══ RECORDS TO USE ══
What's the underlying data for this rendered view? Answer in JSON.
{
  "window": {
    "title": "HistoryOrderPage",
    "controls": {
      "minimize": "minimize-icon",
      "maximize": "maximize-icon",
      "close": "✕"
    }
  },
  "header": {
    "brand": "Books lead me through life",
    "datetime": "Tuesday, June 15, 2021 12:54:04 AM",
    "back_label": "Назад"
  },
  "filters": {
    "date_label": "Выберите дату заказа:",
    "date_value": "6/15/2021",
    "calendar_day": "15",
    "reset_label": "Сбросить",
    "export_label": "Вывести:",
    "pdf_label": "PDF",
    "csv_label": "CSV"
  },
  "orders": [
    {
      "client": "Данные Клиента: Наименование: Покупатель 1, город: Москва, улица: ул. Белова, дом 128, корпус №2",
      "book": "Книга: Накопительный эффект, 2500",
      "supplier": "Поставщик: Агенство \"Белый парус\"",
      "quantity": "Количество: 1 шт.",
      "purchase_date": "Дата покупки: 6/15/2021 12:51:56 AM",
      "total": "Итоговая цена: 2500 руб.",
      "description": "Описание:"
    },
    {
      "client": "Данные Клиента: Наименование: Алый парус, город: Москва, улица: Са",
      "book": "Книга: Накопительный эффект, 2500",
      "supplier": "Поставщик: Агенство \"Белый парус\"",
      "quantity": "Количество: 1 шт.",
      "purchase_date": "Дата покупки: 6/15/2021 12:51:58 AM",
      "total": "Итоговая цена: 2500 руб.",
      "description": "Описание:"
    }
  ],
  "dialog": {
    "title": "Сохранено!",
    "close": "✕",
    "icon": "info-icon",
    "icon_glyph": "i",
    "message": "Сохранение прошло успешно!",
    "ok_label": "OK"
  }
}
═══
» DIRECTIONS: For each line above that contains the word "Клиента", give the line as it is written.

» ANSWER BELOW:
      "client": "Данные Клиента: Наименование: Покупатель 1, город: Москва, улица: ул. Белова, дом 128, корпус №2",
      "client": "Данные Клиента: Наименование: Алый парус, город: Москва, улица: Са",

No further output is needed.